Multi-dimensional is something of an understatement when it comes to the beast of big data. However, the dimension that outweighs all others - so much so that it's even in the name - is volume. With the enormous potential that this data could possibly hold, the challenge becomes applying all of the usual methodologies and technologies at scale. This is particularly important in a world where about 2.5 quintillion bytes of data are created every single day, and the rate of data growth is only increasing. In addition, an increasingly large portion of this data is unstructured data, which is harder to categorize and sort than its structured alternative; IDC (News - Alert) has estimated that as much as 90% of all big data is unstructured.
Compounding the problem, most businesses expect that decisions made based on data will be more effective and successful in the long run. However, with big data often comes big noise - after all, the more information you have, the more chance that some of that information might be incorrect, duplicated, outdated or otherwise flawed.
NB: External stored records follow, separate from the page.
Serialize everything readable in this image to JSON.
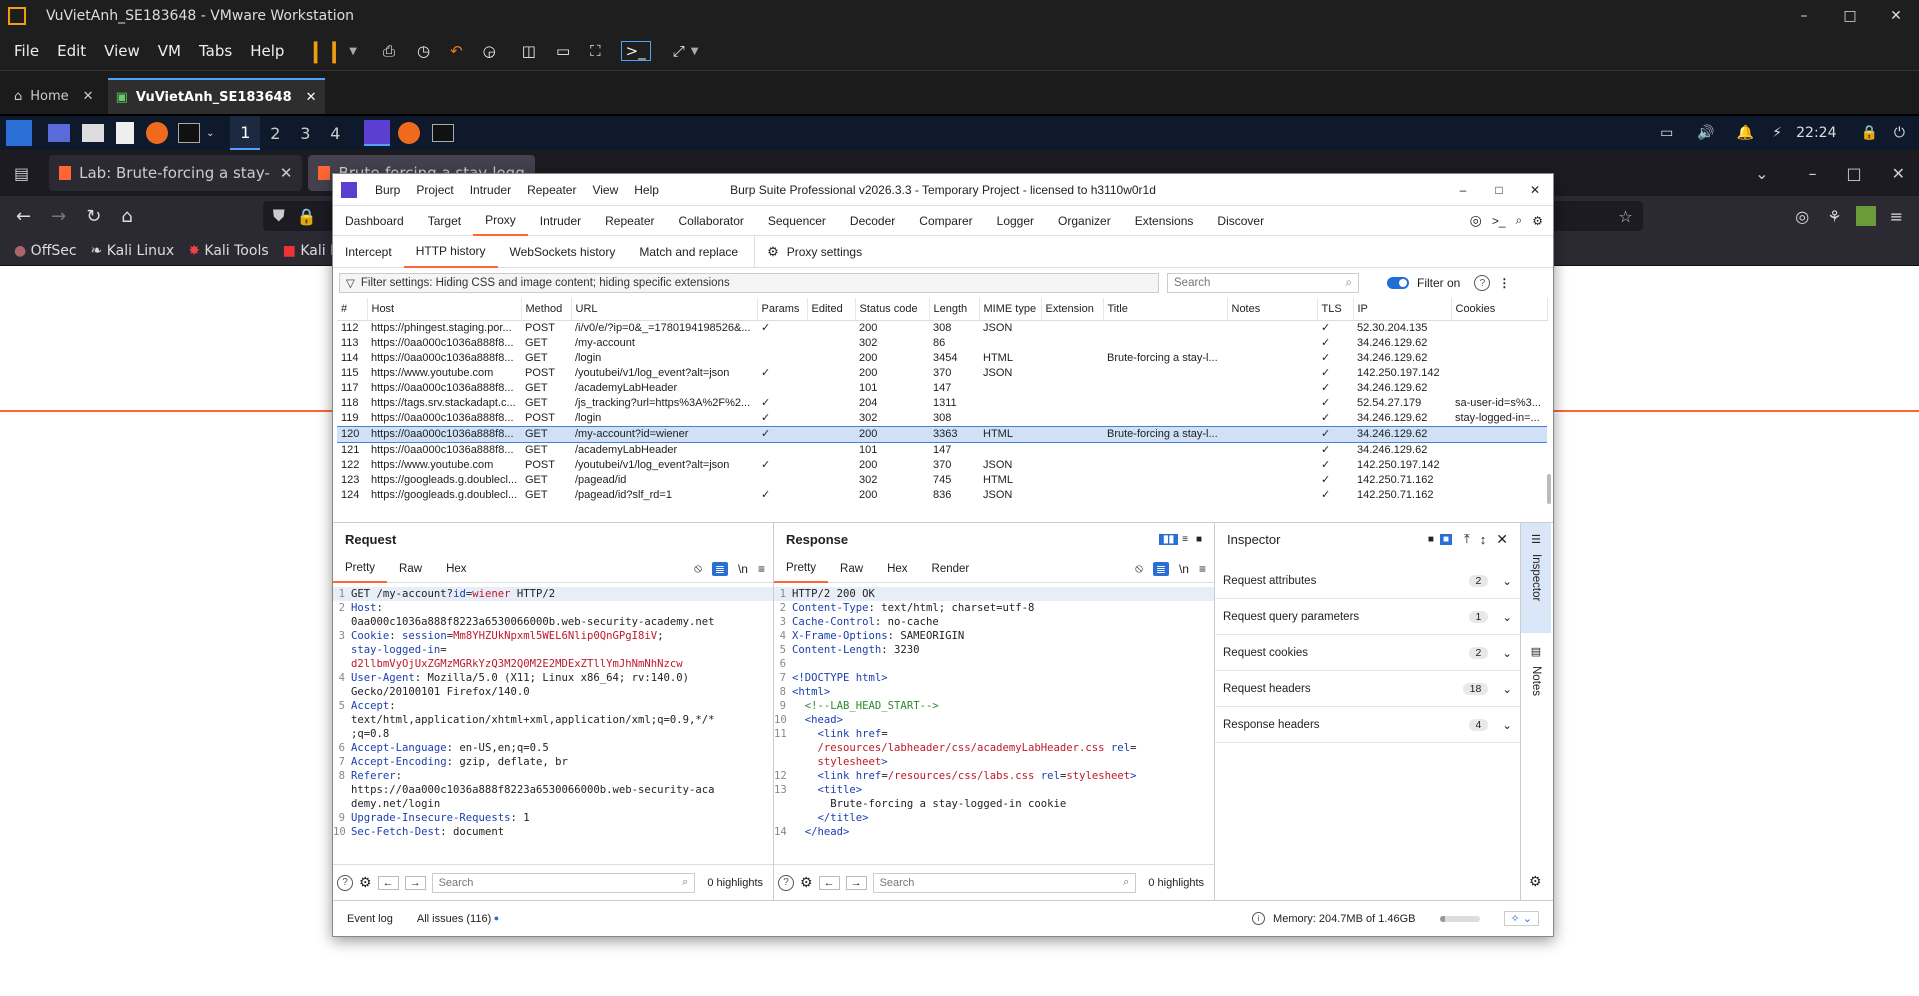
{
  "vmware": {
    "title": "VuVietAnh_SE183648 - VMware Workstation",
    "menu": [
      "File",
      "Edit",
      "View",
      "VM",
      "Tabs",
      "Help"
    ],
    "tabs": [
      {
        "label": "Home"
      },
      {
        "label": "VuVietAnh_SE183648"
      }
    ]
  },
  "kali": {
    "workspaces": [
      "1",
      "2",
      "3",
      "4"
    ],
    "clock": "22:24"
  },
  "firefox": {
    "tabs": [
      "Lab: Brute-forcing a stay-",
      "Brute-forcing a stay-logg"
    ],
    "bookmarks": [
      "OffSec",
      "Kali Linux",
      "Kali Tools",
      "Kali D"
    ]
  },
  "burp": {
    "title": "Burp Suite Professional v2026.3.3 - Temporary Project - licensed to h3110w0r1d",
    "menu": [
      "Burp",
      "Project",
      "Intruder",
      "Repeater",
      "View",
      "Help"
    ],
    "main_tabs": [
      "Dashboard",
      "Target",
      "Proxy",
      "Intruder",
      "Repeater",
      "Collaborator",
      "Sequencer",
      "Decoder",
      "Comparer",
      "Logger",
      "Organizer",
      "Extensions",
      "Discover"
    ],
    "sub_tabs": [
      "Intercept",
      "HTTP history",
      "WebSockets history",
      "Match and replace"
    ],
    "proxy_settings": "Proxy settings",
    "filter_text": "Filter settings: Hiding CSS and image content; hiding specific extensions",
    "search_placeholder": "Search",
    "filter_on": "Filter on",
    "columns": [
      "#",
      "Host",
      "Method",
      "URL",
      "Params",
      "Edited",
      "Status code",
      "Length",
      "MIME type",
      "Extension",
      "Title",
      "Notes",
      "TLS",
      "IP",
      "Cookies"
    ],
    "rows": [
      {
        "id": "112",
        "host": "https://phingest.staging.por...",
        "method": "POST",
        "url": "/i/v0/e/?ip=0&_=1780194198526&...",
        "params": true,
        "status": "200",
        "length": "308",
        "mime": "JSON",
        "title": "",
        "tls": true,
        "ip": "52.30.204.135",
        "cookies": ""
      },
      {
        "id": "113",
        "host": "https://0aa000c1036a888f8...",
        "method": "GET",
        "url": "/my-account",
        "params": false,
        "status": "302",
        "length": "86",
        "mime": "",
        "title": "",
        "tls": true,
        "ip": "34.246.129.62",
        "cookies": ""
      },
      {
        "id": "114",
        "host": "https://0aa000c1036a888f8...",
        "method": "GET",
        "url": "/login",
        "params": false,
        "status": "200",
        "length": "3454",
        "mime": "HTML",
        "title": "Brute-forcing a stay-l...",
        "tls": true,
        "ip": "34.246.129.62",
        "cookies": ""
      },
      {
        "id": "115",
        "host": "https://www.youtube.com",
        "method": "POST",
        "url": "/youtubei/v1/log_event?alt=json",
        "params": true,
        "status": "200",
        "length": "370",
        "mime": "JSON",
        "title": "",
        "tls": true,
        "ip": "142.250.197.142",
        "cookies": ""
      },
      {
        "id": "117",
        "host": "https://0aa000c1036a888f8...",
        "method": "GET",
        "url": "/academyLabHeader",
        "params": false,
        "status": "101",
        "length": "147",
        "mime": "",
        "title": "",
        "tls": true,
        "ip": "34.246.129.62",
        "cookies": ""
      },
      {
        "id": "118",
        "host": "https://tags.srv.stackadapt.c...",
        "method": "GET",
        "url": "/js_tracking?url=https%3A%2F%2...",
        "params": true,
        "status": "204",
        "length": "1311",
        "mime": "",
        "title": "",
        "tls": true,
        "ip": "52.54.27.179",
        "cookies": "sa-user-id=s%3..."
      },
      {
        "id": "119",
        "host": "https://0aa000c1036a888f8...",
        "method": "POST",
        "url": "/login",
        "params": true,
        "status": "302",
        "length": "308",
        "mime": "",
        "title": "",
        "tls": true,
        "ip": "34.246.129.62",
        "cookies": "stay-logged-in=..."
      },
      {
        "id": "120",
        "host": "https://0aa000c1036a888f8...",
        "method": "GET",
        "url": "/my-account?id=wiener",
        "params": true,
        "status": "200",
        "length": "3363",
        "mime": "HTML",
        "title": "Brute-forcing a stay-l...",
        "tls": true,
        "ip": "34.246.129.62",
        "cookies": "",
        "selected": true
      },
      {
        "id": "121",
        "host": "https://0aa000c1036a888f8...",
        "method": "GET",
        "url": "/academyLabHeader",
        "params": false,
        "status": "101",
        "length": "147",
        "mime": "",
        "title": "",
        "tls": true,
        "ip": "34.246.129.62",
        "cookies": ""
      },
      {
        "id": "122",
        "host": "https://www.youtube.com",
        "method": "POST",
        "url": "/youtubei/v1/log_event?alt=json",
        "params": true,
        "status": "200",
        "length": "370",
        "mime": "JSON",
        "title": "",
        "tls": true,
        "ip": "142.250.197.142",
        "cookies": ""
      },
      {
        "id": "123",
        "host": "https://googleads.g.doublecl...",
        "method": "GET",
        "url": "/pagead/id",
        "params": false,
        "status": "302",
        "length": "745",
        "mime": "HTML",
        "title": "",
        "tls": true,
        "ip": "142.250.71.162",
        "cookies": ""
      },
      {
        "id": "124",
        "host": "https://googleads.g.doublecl...",
        "method": "GET",
        "url": "/pagead/id?slf_rd=1",
        "params": true,
        "status": "200",
        "length": "836",
        "mime": "JSON",
        "title": "",
        "tls": true,
        "ip": "142.250.71.162",
        "cookies": ""
      }
    ],
    "request": {
      "title": "Request",
      "tabs": [
        "Pretty",
        "Raw",
        "Hex"
      ],
      "search": "Search",
      "highlights": "0 highlights"
    },
    "response": {
      "title": "Response",
      "tabs": [
        "Pretty",
        "Raw",
        "Hex",
        "Render"
      ],
      "search": "Search",
      "highlights": "0 highlights"
    },
    "inspector": {
      "title": "Inspector",
      "rows": [
        {
          "label": "Request attributes",
          "count": "2"
        },
        {
          "label": "Request query parameters",
          "count": "1"
        },
        {
          "label": "Request cookies",
          "count": "2"
        },
        {
          "label": "Request headers",
          "count": "18"
        },
        {
          "label": "Response headers",
          "count": "4"
        }
      ],
      "side": [
        "Inspector",
        "Notes"
      ]
    },
    "status": {
      "event_log": "Event log",
      "issues": "All issues (116)",
      "memory": "Memory: 204.7MB of 1.46GB",
      "memory_fraction": 0.14
    }
  }
}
This is a challenge that most data analysts are prepared for, but one that IT teams need to consider and factor into their downstream processing and decision making to ensure that any bad data does not skew the resulting insights.
This is why overarching big data analytics solutions alone are not enough to ensure data integrity in the era of big data. In addition, while new technologies like AI and machine learning can help make sense of the data en masse, often these rely on a certain amount of cleaning and condensing going on behind the scenes to be effective and able to run at scale. While accounting for some errors in the data is fine, being able to find and eliminate mistakes where possible is a valuable capability - particularly if there is a configuration error or problem with a single data source creating a stream of bad data which can have a catastrophic effect in terms of derailing effective analysis and delaying the time to value. Without the right tools, these kinds of errors can create unexpected results and leave data professionals with an unwieldy mass of data to sort through to try and find the culprit.
This problem is compounded when data is ingested from multiple different sources and systems, each of which may have treated the data in a different way. The sheer complexity of big data architecture can turn the challenge from finding a single needle in a haystack to one more akin to finding a single needle in a whole barn.
Meanwhile, this problem has become one that doesn't just affect the IT function and business decision making but is becoming a legal requirement to overcome. Legislation like the GDPR mandates that businesses find a way to manage and track all of their personal data, no matter how complicated the infrastructure or unstructured the information. In addition, upon receiving a valid request, organizations need to be able to delete information pertaining to an individual or collect and share it as part of an individual's right to data portability.
So, what's the solution? One of the best solutions for managing the beast of big data overall is also one that builds in a way to ensure data integrity - ensuring a full data lineage by automating data ingestion. This creates a clear path showing how data has been used over time, as well as its origins. In addition, this process is done automatically, making it much easier and more reliable. However, it is important to ensure that lineage is done at down to the fine detail level.
With the right data lineage tools, ensuring data integrity in a big data environment becomes far easier. The right tracking means that data scientists can track data back through the process to explain what data was used, from where, and why. Meanwhile, businesses can track down the data of a single individual, sorting through all the noise to fulfil subject access requests without disrupting the big data pipeline as a whole, or diverting significant business resource. As a result, analysis of big data can deliver more insight, and thus more value, faster - despite its multidimensional complexity.